- Is dissent welcomed as a way to further explore and strengthen the ideology, or is dissent discouraged, and dissenters marginalized, ridiculed, or vilified?
- Does the ideology establish an insular culture that reinforces the ideological beliefs while disconnecting from or discounting other points of view?
- Does adhering to the ideology require people to knowingly advance or overlook falsehoods, deceptions, overgeneralizations, or otherwise encourage a lack of good faith?
- What matters most to you? Depending on your own values and the importance you attached to each criteria, assess:
- To what extent does adhering to the ideology help you achieve moral virtue throughout your daily life?
- To what extent does adhering to the ideology help you become an exemplar of wisdom? Help you make wise decisions? Help you live wisely?
- To what extent is the ideology actually effective at solving the grand challenges? What is the supporting and contrary evidence for this?
- To what extent does the ideology attain a global perspective?
- What concept of good does the ideology adopt and promote? What evidence is there that real good is a result of the ideology? What contrary evidence is there?
- How well has your ideology-based belief system enhanced the greater well-being of the people of the world? Are the proponents of your chosen ideology actually effective at creating a better world as you envision it? For example, do the policies tend to promote world peace, reduce poverty, increase income equality, treat more people more fairly, reduce suffering, improve overall health and fitness, and help people focus on what matters?
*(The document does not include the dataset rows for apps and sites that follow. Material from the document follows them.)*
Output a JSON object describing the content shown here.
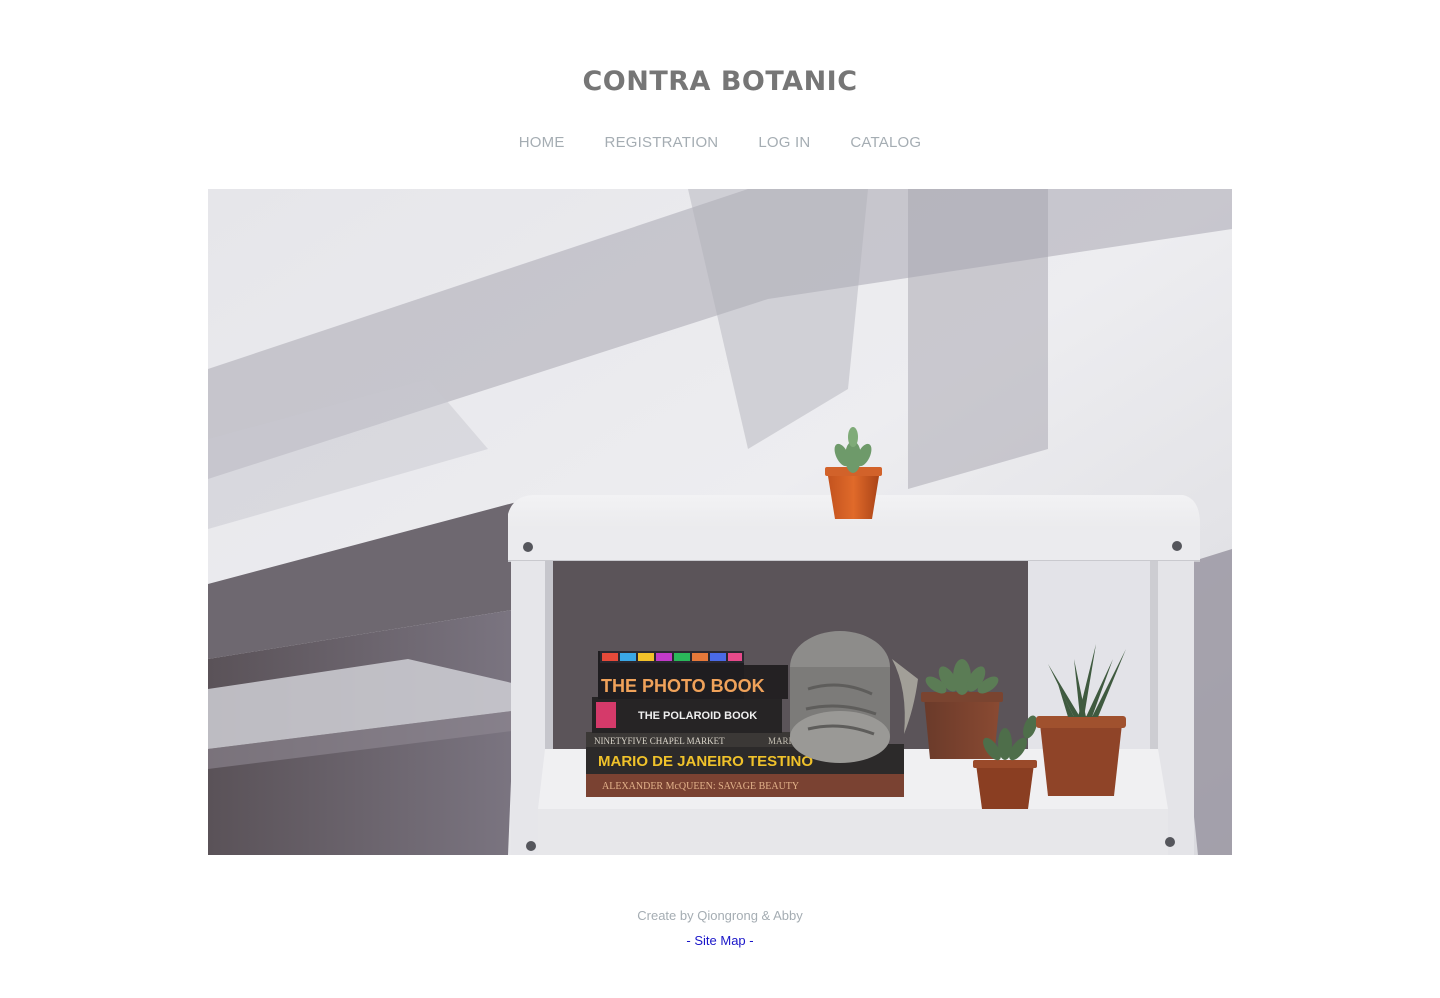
{
  "site": {
    "title": "CONTRA BOTANIC"
  },
  "nav": {
    "items": [
      {
        "label": "HOME"
      },
      {
        "label": "REGISTRATION"
      },
      {
        "label": "LOG IN"
      },
      {
        "label": "CATALOG"
      }
    ]
  },
  "hero": {
    "books": {
      "book1": "THE PHOTO BOOK",
      "book2": "THE POLAROID BOOK",
      "book3": "NINETYFIVE CHAPEL MARKET",
      "book3_right": "MARIANO",
      "book4": "MARIO DE JANEIRO TESTINO",
      "book5": "ALEXANDER McQUEEN: SAVAGE BEAUTY"
    }
  },
  "footer": {
    "credit": "Create by Qiongrong & Abby",
    "sitemap_label": "- Site Map -"
  },
  "colors": {
    "title": "#767676",
    "nav": "#a5adb3",
    "link": "#1a16c9"
  }
}
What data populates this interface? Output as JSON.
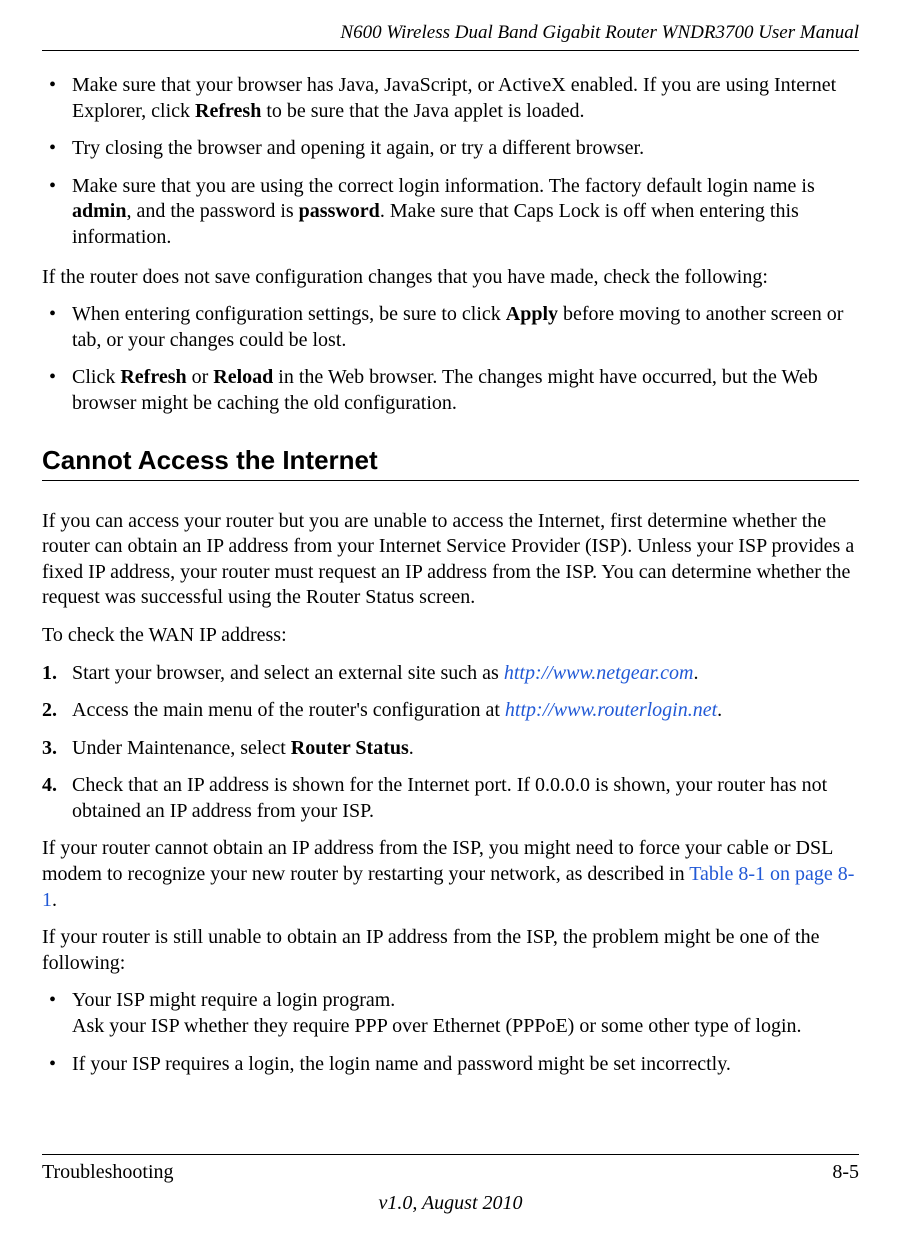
{
  "header": {
    "title": "N600 Wireless Dual Band Gigabit Router WNDR3700 User Manual"
  },
  "bullets1": [
    {
      "pre": "Make sure that your browser has Java, JavaScript, or ActiveX enabled. If you are using Internet Explorer, click ",
      "b1": "Refresh",
      "post": " to be sure that the Java applet is loaded."
    },
    {
      "pre": "Try closing the browser and opening it again, or try a different browser.",
      "b1": "",
      "post": ""
    },
    {
      "pre": "Make sure that you are using the correct login information. The factory default login name is ",
      "b1": "admin",
      "mid": ", and the password is ",
      "b2": "password",
      "post": ". Make sure that Caps Lock is off when entering this information."
    }
  ],
  "para1": "If the router does not save configuration changes that you have made, check the following:",
  "bullets2": [
    {
      "pre": "When entering configuration settings, be sure to click ",
      "b1": "Apply",
      "post": " before moving to another screen or tab, or your changes could be lost."
    },
    {
      "pre": "Click ",
      "b1": "Refresh",
      "mid": " or ",
      "b2": "Reload",
      "post": " in the Web browser. The changes might have occurred, but the Web browser might be caching the old configuration."
    }
  ],
  "section_heading": "Cannot Access the Internet",
  "para2": "If you can access your router but you are unable to access the Internet, first determine whether the router can obtain an IP address from your Internet Service Provider (ISP). Unless your ISP provides a fixed IP address, your router must request an IP address from the ISP. You can determine whether the request was successful using the Router Status screen.",
  "para3": "To check the WAN IP address:",
  "steps": [
    {
      "num": "1.",
      "pre": "Start your browser, and select an external site such as ",
      "link": "http://www.netgear.com",
      "post": "."
    },
    {
      "num": "2.",
      "pre": "Access the main menu of the router's configuration at ",
      "link": "http://www.routerlogin.net",
      "post": "."
    },
    {
      "num": "3.",
      "pre": "Under Maintenance, select ",
      "b1": "Router Status",
      "post": "."
    },
    {
      "num": "4.",
      "pre": "Check that an IP address is shown for the Internet port. If 0.0.0.0 is shown, your router has not obtained an IP address from your ISP.",
      "b1": "",
      "post": ""
    }
  ],
  "para4_pre": "If your router cannot obtain an IP address from the ISP, you might need to force your cable or DSL modem to recognize your new router by restarting your network, as described in ",
  "para4_xref": "Table 8-1 on page 8-1",
  "para4_post": ".",
  "para5": "If your router is still unable to obtain an IP address from the ISP, the problem might be one of the following:",
  "bullets3": [
    {
      "line1": "Your ISP might require a login program.",
      "line2": "Ask your ISP whether they require PPP over Ethernet (PPPoE) or some other type of login."
    },
    {
      "line1": "If your ISP requires a login, the login name and password might be set incorrectly.",
      "line2": ""
    }
  ],
  "footer": {
    "chapter": "Troubleshooting",
    "page": "8-5",
    "version": "v1.0, August 2010"
  }
}
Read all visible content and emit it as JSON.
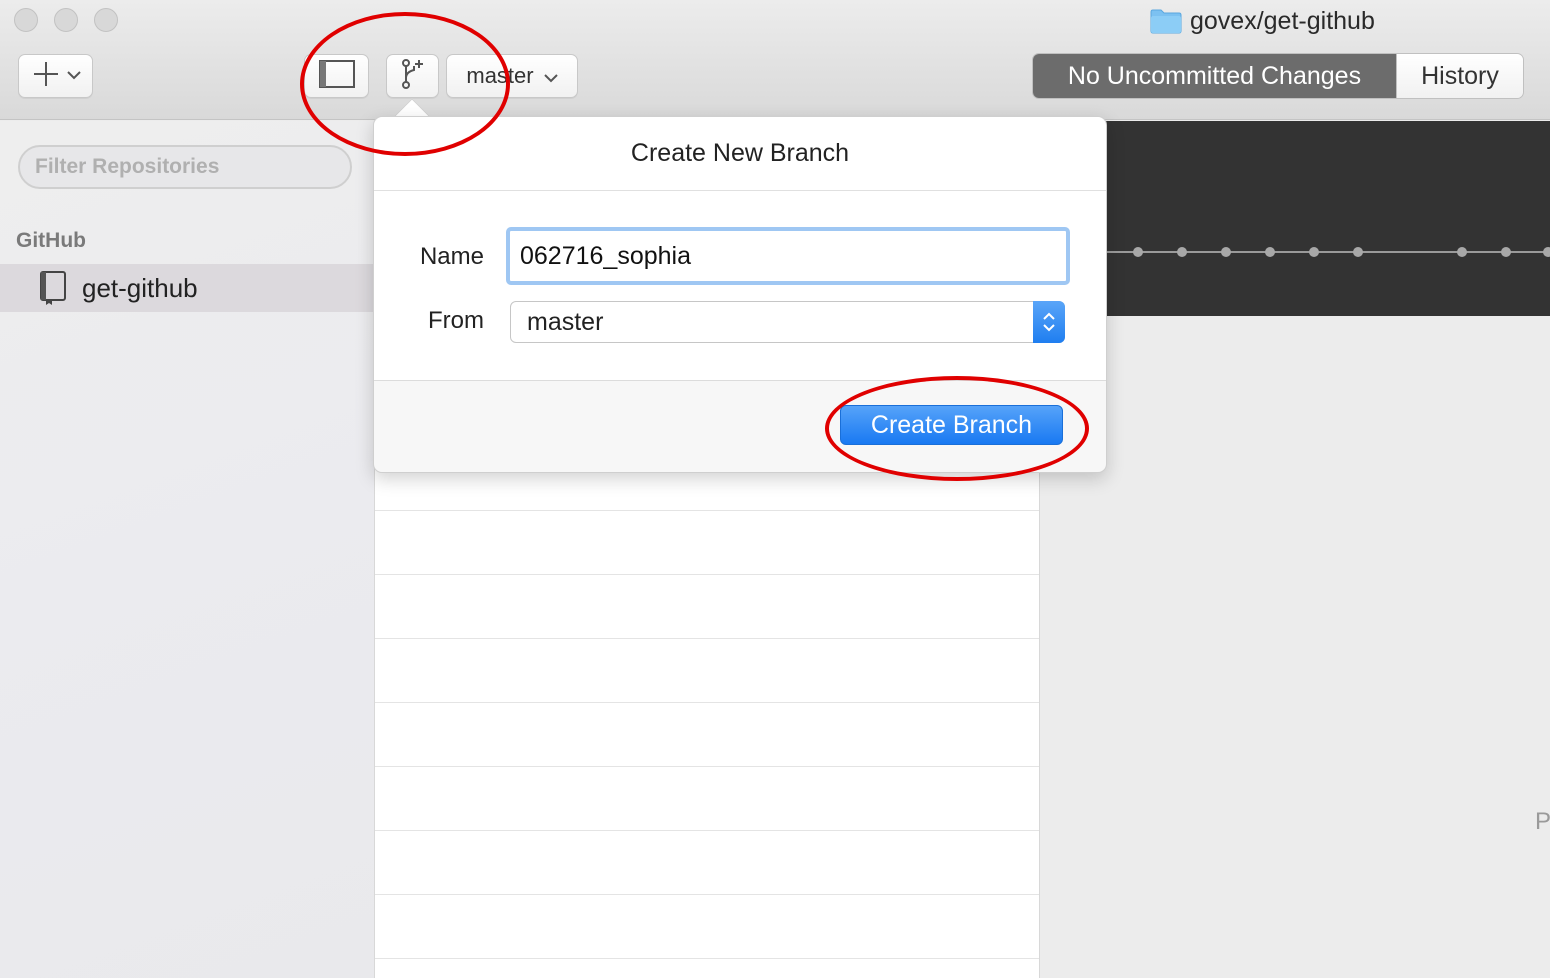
{
  "window": {
    "title": "govex/get-github"
  },
  "toolbar": {
    "add_button_icon": "plus-icon",
    "sidebar_toggle_icon": "sidebar-toggle-icon",
    "new_branch_icon": "branch-icon",
    "branch_selector_label": "master",
    "segments": {
      "changes_label": "No Uncommitted Changes",
      "history_label": "History"
    }
  },
  "sidebar": {
    "filter_placeholder": "Filter Repositories",
    "section_label": "GitHub",
    "repos": [
      {
        "name": "get-github",
        "icon": "repo-book-icon",
        "selected": true
      }
    ]
  },
  "popover": {
    "title": "Create New Branch",
    "name_label": "Name",
    "name_value": "062716_sophia",
    "from_label": "From",
    "from_value": "master",
    "create_label": "Create Branch"
  },
  "right_panel": {
    "edge_text": "P"
  },
  "colors": {
    "accent_blue": "#1f7ef0",
    "annotation_red": "#e00000",
    "segment_active": "#6c6c6c",
    "timeline_background": "#333333"
  }
}
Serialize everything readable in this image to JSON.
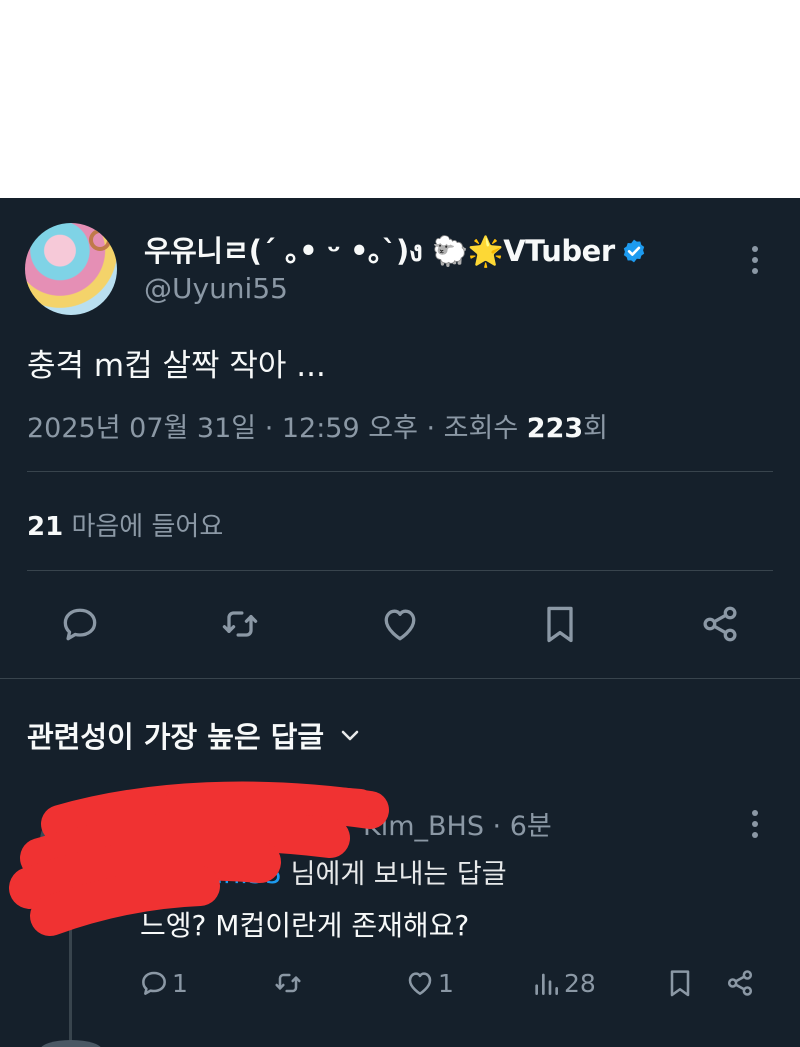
{
  "tweet": {
    "display_name": "우유니ㄹ(´ ｡• ᵕ •｡`)ง 🐑🌟VTuber",
    "handle": "@Uyuni55",
    "text": "충격 m컵 살짝 작아 ...",
    "date_prefix": "2025년 07월 31일 · 12:59 오후 · 조회수 ",
    "views": "223",
    "views_suffix": "회",
    "likes_count": "21",
    "likes_label": " 마음에 들어요"
  },
  "actions": {
    "reply": "reply-icon",
    "retweet": "retweet-icon",
    "like": "heart-icon",
    "bookmark": "bookmark-icon",
    "share": "share-icon"
  },
  "replies_section": {
    "title": "관련성이 가장 높은 답글"
  },
  "reply": {
    "handle_time": "Kim_BHS · 6분",
    "reply_to_mention": "yuni55",
    "reply_to_suffix": " 님에게 보내는 답글",
    "text": "느엥? M컵이란게 존재해요?",
    "reply_count": "1",
    "like_count": "1",
    "view_count": "28"
  },
  "colors": {
    "background": "#15202b",
    "accent": "#1d9bf0",
    "muted": "#8b98a5",
    "redaction": "#f03232"
  }
}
Assess your correspondence with what is real and what is good.
- Look at the figure on the right illustrating regions of “good” and “real.” (It may be helpful to double click on the image and view it full size.) Moving toward the right in the figure represents increased correspondence with reality. Moving up in the figure represents doing more good in the world. Each of the four quadrants is named to provide a shortcut for thinking about it and referring to it.
- Plot each of your ideologies, such as religion, politics, or economics, on the grid.
- Is each both good ("do no harm") and real ("advance no falsehoods")?
- If not, what can you change to move toward the real, good quadrant?
Considering the ideas advanced by your chosen ideologies, what, if anything, is beyond belief? How will you adjust to better align your beliefs with what is real?
Think beyond the doctrine.